Bacterial production and growth efficiencies: Direct measurements on riverine aggregates
Limnol. Oceanogr., 45(2), 2000, 436-445 | DOI: 10.4319/lo.2000.45.2.0436

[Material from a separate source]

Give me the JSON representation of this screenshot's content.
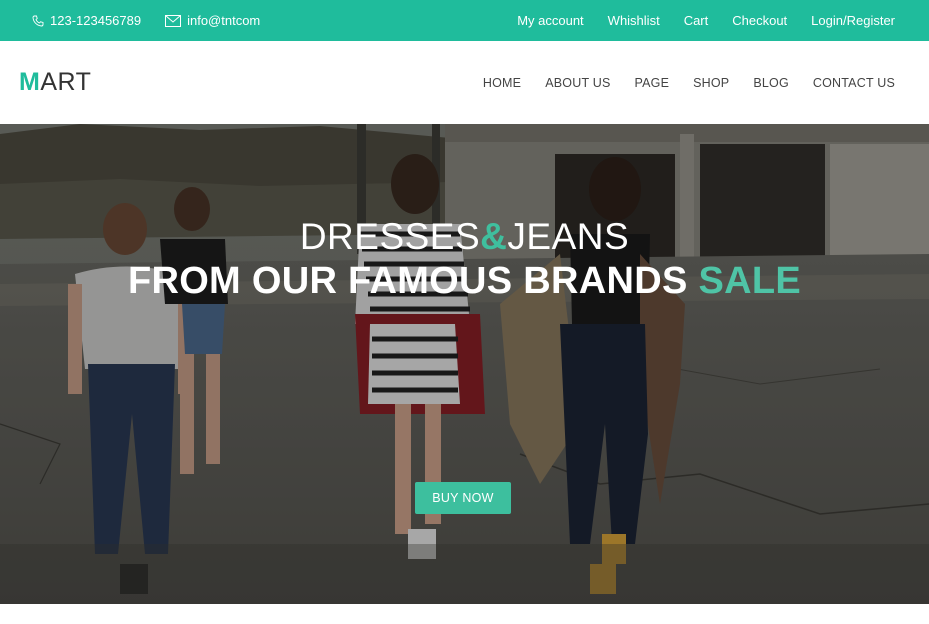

ABSTRACT: Heterotrophic bacteria transform organic matter by respiration and production of new biomass. Because there are only a limited number of studies on the respiration of bacteria attached to particulate organic matter, their role in the carbon cycle of aquatic systems is not well known. In this study, we combine radiotracer with microsensor techniques to measure bacterial production and respiration rates on the same aggregate and to directly determine the growth efficiency of the microbial community attached to aggregates. Aggregates of defined age were formed after incubation of water samples of the river Weser, Northern Germany, in roller tanks and their bacterial community was analyzed by in situ hybridization. The growth efficiency was 0.45 +/- 0.04 (SE) on 1-3-d-old aggregates, and it was independent of the growth rate (µ). There was no correlation between respiration and the particulate organic carbon (POC) or particulate organic nitrogen (PON) content of the same aggregate. Bacterial growth efficiencies on aggregates decreased after 5 d of incubation, as bacterial production decreased and respiration increased. On 7- and 14-d-old aggregates, the growth efficiency was 0.23 +/- 0.06 and 0.04 +/- 0.01, respectively, and proportional to µ. The bacterial production was thus apparently substrate limited. Respiration was then correlated with both POC and PON content of the same aggregates. The changes in bacterial production and respiration occurred with con-current changes in the bacterial community. The percentage of members of the a- and b-subclass of Proteobacteria decreased from 13% and 33.7% to 2.6% and 9.0%, respectively, whereas those of the g-subclass of filamentous Proteobacteria and Cytophaga increased from 31.9% to 50.4% and from 8.5% to 24.9%, respectively, during the 14 d of incubation. These results demonstrate that bacterial production and respiration on aggregates are dependent on the bacterial community and the substrate composition of aggregate. High growth efficiencies of aggregate-associated bacteria, especially during the first days of colonization, suggest that aggregates are spots of high bacterial growth where a rapid and efficient transfer of organic matter into bacterial biomass takes place.